**DIRECTIONS:** Return all the data exactly, keeping the pictures out.

**Web page and app entries:**
+++

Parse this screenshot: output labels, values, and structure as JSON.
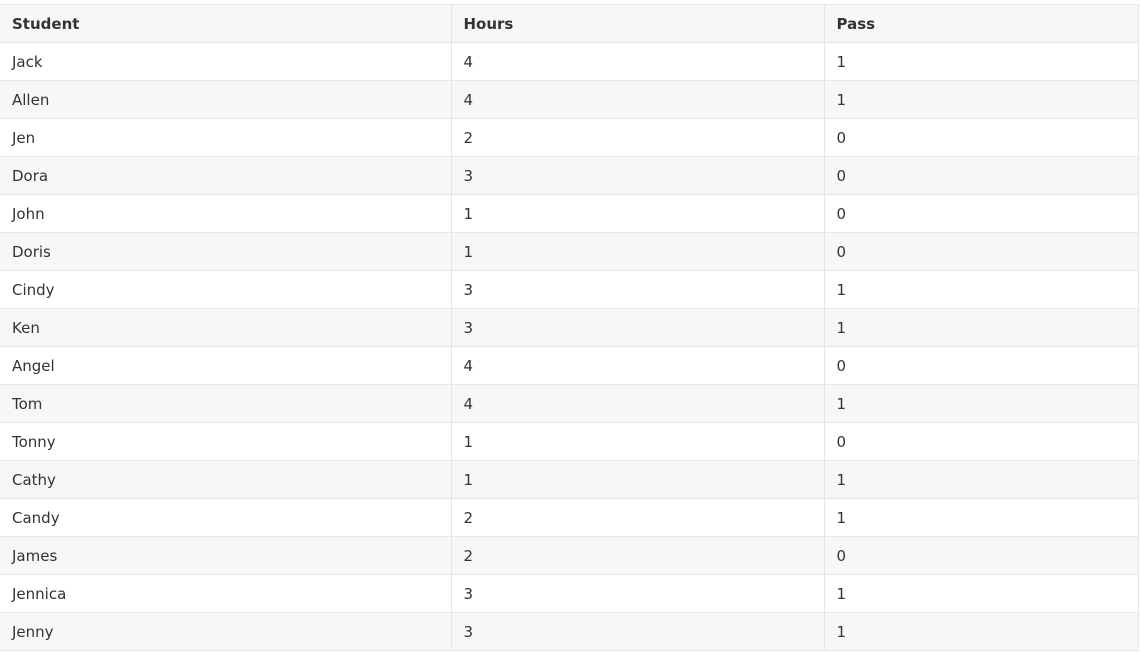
{
  "table": {
    "headers": [
      "Student",
      "Hours",
      "Pass"
    ],
    "rows": [
      [
        "Jack",
        "4",
        "1"
      ],
      [
        "Allen",
        "4",
        "1"
      ],
      [
        "Jen",
        "2",
        "0"
      ],
      [
        "Dora",
        "3",
        "0"
      ],
      [
        "John",
        "1",
        "0"
      ],
      [
        "Doris",
        "1",
        "0"
      ],
      [
        "Cindy",
        "3",
        "1"
      ],
      [
        "Ken",
        "3",
        "1"
      ],
      [
        "Angel",
        "4",
        "0"
      ],
      [
        "Tom",
        "4",
        "1"
      ],
      [
        "Tonny",
        "1",
        "0"
      ],
      [
        "Cathy",
        "1",
        "1"
      ],
      [
        "Candy",
        "2",
        "1"
      ],
      [
        "James",
        "2",
        "0"
      ],
      [
        "Jennica",
        "3",
        "1"
      ],
      [
        "Jenny",
        "3",
        "1"
      ]
    ]
  },
  "colors": {
    "header_bg": "#f7f7f7",
    "stripe_bg": "#f7f7f7",
    "border": "#e6e6e6",
    "text": "#333333"
  }
}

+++

**EXERCISE OUTPUT:**
Parse this screenshot: output labels, values, and structure as JSON.
{
  "table": {
    "headers": [
      "Student",
      "Hours",
      "Pass"
    ],
    "rows": [
      [
        "Jack",
        "4",
        "1"
      ],
      [
        "Allen",
        "4",
        "1"
      ],
      [
        "Jen",
        "2",
        "0"
      ],
      [
        "Dora",
        "3",
        "0"
      ],
      [
        "John",
        "1",
        "0"
      ],
      [
        "Doris",
        "1",
        "0"
      ],
      [
        "Cindy",
        "3",
        "1"
      ],
      [
        "Ken",
        "3",
        "1"
      ],
      [
        "Angel",
        "4",
        "0"
      ],
      [
        "Tom",
        "4",
        "1"
      ],
      [
        "Tonny",
        "1",
        "0"
      ],
      [
        "Cathy",
        "1",
        "1"
      ],
      [
        "Candy",
        "2",
        "1"
      ],
      [
        "James",
        "2",
        "0"
      ],
      [
        "Jennica",
        "3",
        "1"
      ],
      [
        "Jenny",
        "3",
        "1"
      ]
    ]
  },
  "colors": {
    "header_bg": "#f7f7f7",
    "stripe_bg": "#f7f7f7",
    "border": "#e6e6e6",
    "text": "#333333"
  }
}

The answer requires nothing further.